This project requires moderate C++ skills, R skills and an understanding of Python. Knowledge of Java would also be beneficial.

Accessible graphics for data on maps


Supervisor

Chris Wild

Discipline

Statistics

Project code: SCI238

This project will investigate ways in which people display data about what is happening in different geographical regions, comparing time periods and the results for different variables, displaying several variables at the same time, and work towards developing software tools that enable best practice displays with a minimum of user input. This will also involve automatically finding and using relevant shape files from the web. This is a good project for building data-science skills that should suit students with interests in computing and statistics.

Requirements: Good skills in R programming.

Interactive graphics with R


Supervisor

Chris Wild

Discipline

Statistics

Project code: SCI239

This project will involve researching and implementing interactive web graphs for R-generated plots including calling back to R from the webpage for new information and updating plots without having complete redrawing. This is a good project for building data-science skills that should suit students with interests in computing and statistics.

Requirements: Good skills in R and javascript programming.

Data wrangling tools in Shiny and Gtk


Supervisor

Chris Wild

Discipline

Statistics

Project code: SCI240

This project will involve investigating and drawing lessons from the available interactive data wangling systems and the R tidyverse tools to scope and begin developing a Shiny app that not only makes data wrangling easy for users but also writes the R code it using to: provide an audit trail, and aid reproducibility and learning data wrangling in R. This is a good project for building data-science skills that should suit students with interests in computing and statistics.

Requirements: Very good R-programming skills.

Date and time-stamped data


Supervisor

Chris Wild

Discipline

Statistics

Project code: SCI241

The subject of this project working with time-stamped data, and developing wrangling, plotting and analysis capabilities for such data. This is a good project for building data-science skills.

Requirements: Very good R-programming skills.

Predictive model building


Supervisor

Chris Wild

Discipline

Statistics

Project code: SCI242

This project will involve working with the iNZight development team on developing methods for automatically building predictive regression models and model diagnostics for generalised linear models and survival models.

Requirements: Very good grades in Stats 310 and 330 and very good R-programming skills.

Visualisations of concepts in probability modelling and statistics


Supervisor

Chris Wild

Discipline

Statistics

Project code: SCI243

This project will involve working with the department’s Statistics Education Research group on visualisations to improve understanding of concepts and models in probability and statistical inference.

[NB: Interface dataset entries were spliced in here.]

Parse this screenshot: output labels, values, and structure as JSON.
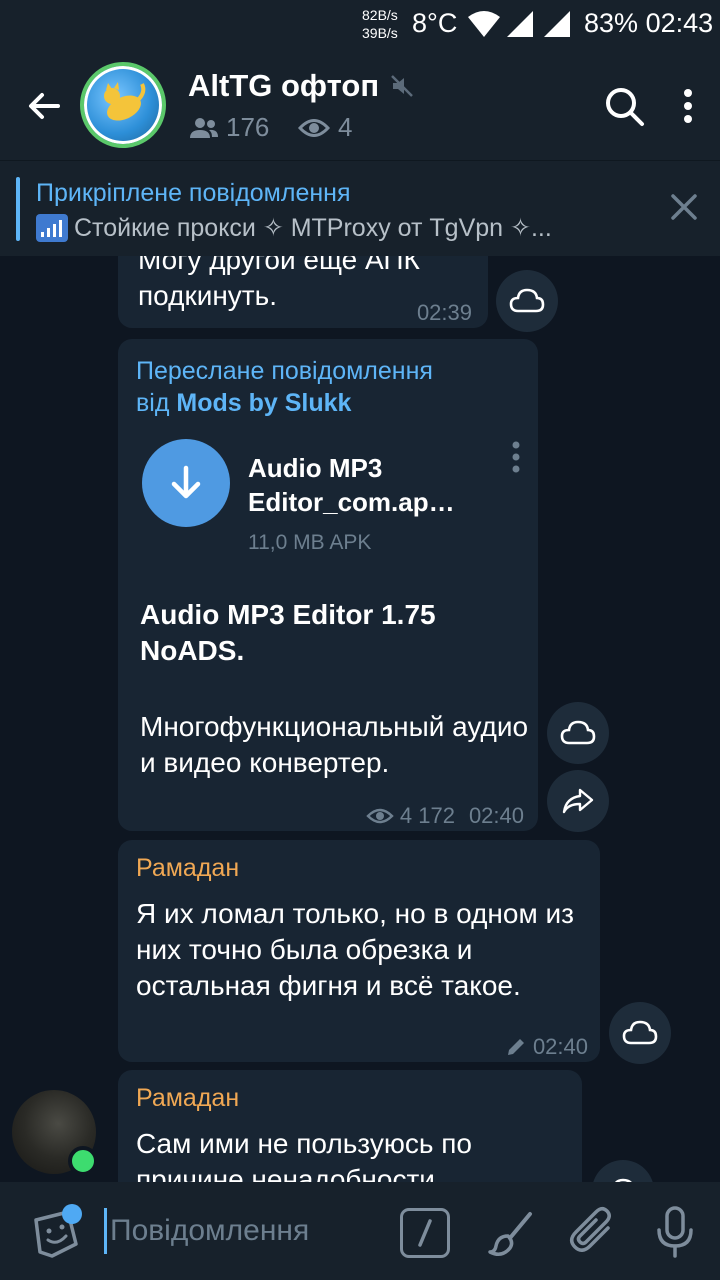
{
  "status_bar": {
    "speed_up": "82B/s",
    "speed_down": "39B/s",
    "temperature": "8°C",
    "battery": "83%",
    "time": "02:43"
  },
  "header": {
    "title": "AltTG офтоп",
    "members": "176",
    "online": "4"
  },
  "pinned": {
    "title": "Прикріплене повідомлення",
    "text": "Стойкие прокси ✧ MTProxy от TgVpn ✧..."
  },
  "messages": [
    {
      "text_line1": "Могу другой еще АПК",
      "text_line2": "подкинуть.",
      "time": "02:39"
    },
    {
      "forwarded_label": "Переслане повідомлення",
      "forwarded_from_prefix": "від",
      "forwarded_from": "Mods by Slukk",
      "file_name": "Audio MP3 Editor_com.ap…",
      "file_size": "11,0 MB APK",
      "body_title": "Audio MP3 Editor 1.75 NoADS.",
      "body_text": "Многофункциональный аудио и видео конвертер.",
      "views": "4 172",
      "time": "02:40"
    },
    {
      "sender": "Рамадан",
      "text": "Я их ломал только, но в одном из них точно была обрезка и остальная фигня и всё такое.",
      "time": "02:40"
    },
    {
      "sender": "Рамадан",
      "text": "Сам ими не пользуюсь по причине ненадобности"
    }
  ],
  "input": {
    "placeholder": "Повідомлення"
  },
  "colors": {
    "accent": "#5eb5f7",
    "sender": "#f0a854",
    "bubble": "#182533",
    "background": "#0e1621",
    "header": "#17212b"
  }
}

Requirement: Good javascript programming skills, or proven record in learning new computer systems from online resources (outside of formal courses)

Visualisation of Multiple Response data from complex surveys


Supervisor

Chris Wild

Discipline

Statistics

Project code: SCI244

iNZight already has tools for displaying and analysing multiple-response data from random samples. This project will involve generalising these methods so that they work with data obtained from more general survey sampling designs.

Requirements: Very good grades in Stats 310 and 330 and very good R-programming skills.

Topics in data visualisation


Supervisor

Chris Wild

Discipline

Statistics

Project code: SCI245

A student may wish to explore other topics such as providing capabilities with colour including using colour metrics to choose colour palettes with maximally-different colours, developing Shiny apps for allowing sensitive data to be analysed and displayed with the data itself kept secure, or developing tools for survival analysis.

Requirements: Very good R-programming skills.